The history of the United States Coast Guard Auxiliary District 11 NR Honor Guard is one of patriotism, dedication, support and fellowship. We have strived to be professional, diverse, inclusive, and a true asset to those we serve.
Our Honor Guard history began in August 2011 when Nick Tarlson inquired if there were members who were interested in forming a District Honor Guard to present at the initial dedication of the Auxiliary Memorial on Coast Guard Island in November 2011. Several members volunteered. Some with prior military experience and some without. A few with Honor Guard training and most without.
The team trained for several months on weekends before the event and spent quite a bit of time in conversation with our counterparts in District 11 SR as well as with the United States Coast Guard Ceremonial Team. We received permission from DIRAUX Chareonsuphiphat, OTO Danny Kilberger and Commodore Perata as well as support from the Ceremonial team to wear an Honor Guard uniform (Service Dress Blue Uniform with a shoulder cord and device) primarily modeled after the Ceremonial team.
After the successful initial event, the team opted to stay together and received authorization from the DIRAUX , OTO and Commodore to do so. The next four months were spent networking with other Honor Guards and extensive collaborations with the Ceremonial team as well as Coast Guard Island's Base Honor Guard to develop a respectful and credible Honor Guard. We reviewed numerous areas related to Honor Guard development including attire and aligned ourselves as much as possible with the high standards of the USCG Ceremonial team who offered tremendous support and guidance.
Subsequently, we collectively collaborated and developed a list of requirements for Honor Guard members, a structure which included an elected Captain and Chief, a creed, a performance Qualification Standard which includes both written and performance based assessments/requirements, a powerpoint, a challenge coin, a website (cghg.weebly.com), training and tasking schedules, a code of conduct, grooming specifics and uniform guidelines which include an approved and reasonably priced device from a reputable firm and cord which adheres as much as possible with the Ceremonial team uniform.
Our Honor Guard had been granted permission to train with Ceremonial team in Alexandria Virginia when they came out west to commission the USCGC Stratton in March 2012. The ceremonial team graciously extended their stay three additional days to train our group. Joining us in that training was the Coast Guard Island Base Honor Guard Team.

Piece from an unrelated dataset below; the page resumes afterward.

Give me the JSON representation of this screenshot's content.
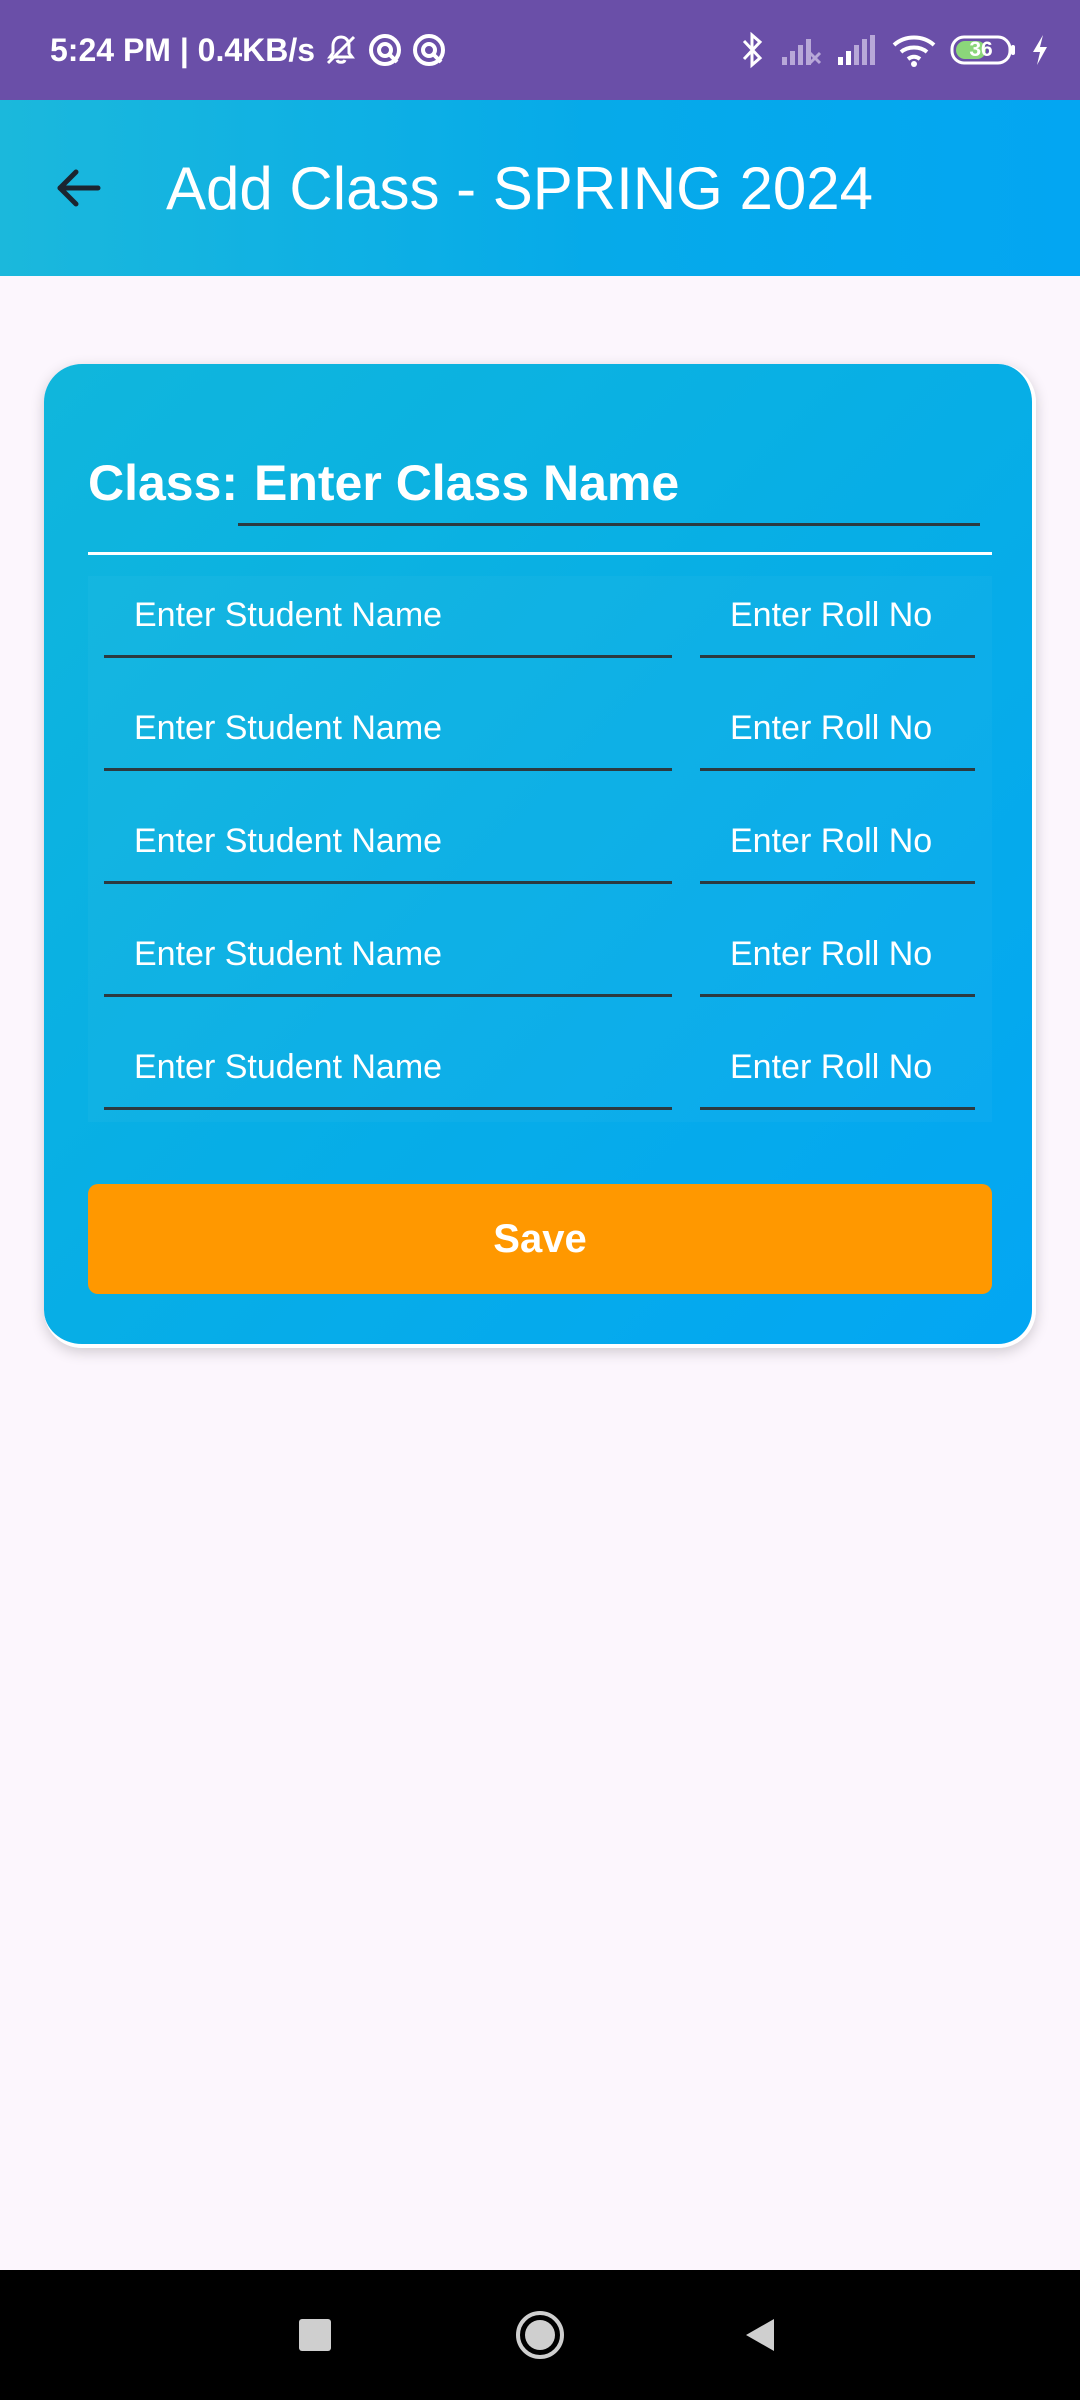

Aside from the initial sanction of our group from DIRAUX, the OTO and the District Commodore, we have currently received support/sanction/authorization from all D11 NR DIRAUX, (Chareonsuphiphat, Sumrok and Lynn), OTOs (Kilberger, James and Lavelle) and Commodores (Perata, Collins, Thomas and Smith) since 2011. After submitting our PQS to the USCG Ceremonial team, training with them and soliciting their support in our development, LT Qureshi of the Ceremonial team recommended and approved our wearing of the device and the rope as well as our positional titles.
Since our inception we have participated in numerous events including many professional sporting events, changes of watch, District Training's, funerals, memorials, joint taskings, parades, ship christenings, harbor ceremonies, birthdays, retirements, training events, etc. Every tasking and presentation is a privilege and an honor for our members to participate in. The opportunity to offer solace and comfort when participating at funerals and memorials is priceless and touches all who are involved.
We have participated in many notable taskings; Among them have been marching in the 75th anniversary of the attack on Pearl Harbor in Hawaii and leading the Ceremonial Team; presenting at a private function for the Commandant of the United States Coast Guard; presenting at a ceremony for the most decorated Air Squadron from the Vietnam War and honoring a fellow shipmate who turned 100 years young.
Commander Williamson (retired USCG) ) has thirty years of Honor Guard experience and joined our ranks three years ago. Commander Williamson is our Honor Guard Chief and is also an adviser/trainer. He was the first recipient of our Douglas Munro Award. Our second Douglas Munro award winner is the Honorable Chester Bartalini who is now serving as the Honor Guard Captain.
Many individuals and organizations have been instrumental in our development and have been very supportive of our Honor Guard. We serve at the discretion of our leadership and strive to be Honorable and live up to the expectations of our Honor Guard Creed. We would like to extend our sincerest gratitude and salute all who have offered their support and guidance.